Post-quake moves hurting kids

SETTLING DOWN: Adrienne Hiscoke, 26, hopes that she won’t have to shift her 6-year-old son again after he’s attended five different schools while the family relocated due to work.
SETTLING DOWN: Adrienne Hiscoke, 26, hopes that she won’t have to shift her 6-year-old son again after he’s attended five different schools while the family relocated due to work.

Christchurch children are becoming "moving targets" between schools as post-quake issues force families to regularly move house.

Schools are experiencing massive roll changes each year as families living in damaged rentals go in search of homes across the other side of town.

Experts warn that too much transience for children can put their learning back about three months with each move to a new school.

Linwood Avenue School had 180 pupils on its roll of 300 come and go last year.

Principal Gerard Direen is concerned about disruption to children's learning as families struggle with housing issues and rising rent, particularly in the city's east.

"They're going all over the show, and coming from all over the show, both within Christchurch and leaving. There's a level of change that goes on that isn't OK."

Schools and teachers had to think "on your toes" to assess the needs of children who were "moving targets" between schools.

Since the quakes, the school had about a 50 per cent turnover within its roll. It was "definitely a risk" for the children's learning.

Parent Adrienne Hiscoke said her family were being monitored by authorities because of "transience concerns".

She, her partner and five children had moved all over the South Island hunting for work. Her oldest son, 6, had separation anxiety and anger problems after moving between five different schools.

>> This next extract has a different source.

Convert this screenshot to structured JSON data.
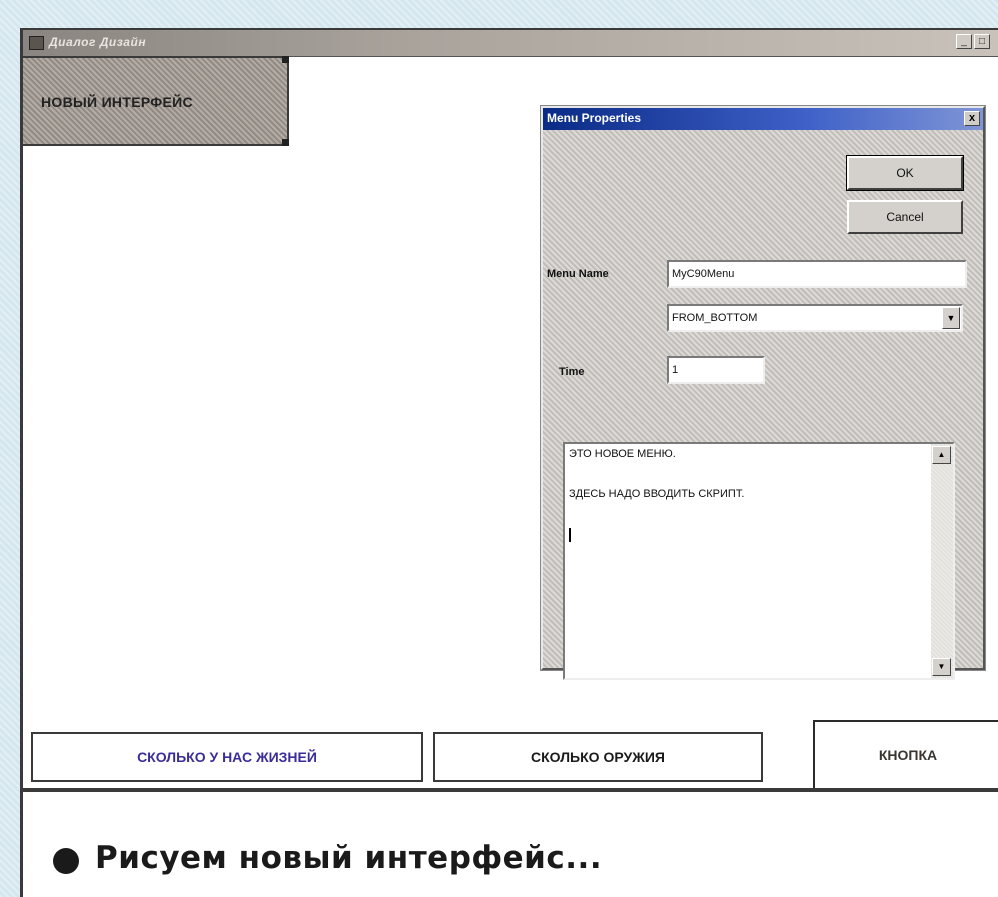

"When you take him to school he cries and tries to run after us, and when he was last at school he ran away."

It made her "feel real bad", and she hoped to find a permanent rental property in the area so he would not have to move schools again.

Avondale School principal Mark Scown said transience in lower-decile schools was always of concern, but colleagues were now reporting a "significant amount".

Transience in his school was "certainly noticeable", and children were more dysfunctional than before, he said.

"If you've got children who, by the time they're 9 or 10 have been in five, six or seven schools, it can only negatively affect their learning."

Banks Avenue School principal Murray Edlin said some families even had to move outside the city during repairs.

"It certainly is a disruption for the kiddies when their lives are pretty disrupted anyway."

Canterbury Primary Principals' Association president Rob Callaghan said transience was the "nature of Christchurch at the moment".

Pupils with a long list of schools behind them often had "tell-tale" signs of lack of achievement and trouble socialising, and some research said a child could lose about three months of learning with each change of school, he said.

"The impact of a child regularly shifting from one school to another will be detrimental to their learning and their social well-being as well."

American Psychological Association research found frequent relocations in childhood related to poorer wellbeing in adulthood, especially for more introverted or neurotic types.

Registered psychologist Jane Millichamp said, despite it being hard to study, experts could glean that upheaval and inconsistency in children's living arrangements was disruptive and could do harm, even with strong family support. School support gave stability and resilience.

In Christchurch, the post-traumatic stress from the earthquakes, and the moving that occurred afterwards, was a "double whammy".

"For children, having much less control over their livelihood and where they live has got to be a factor for them in terms of risk."

The Press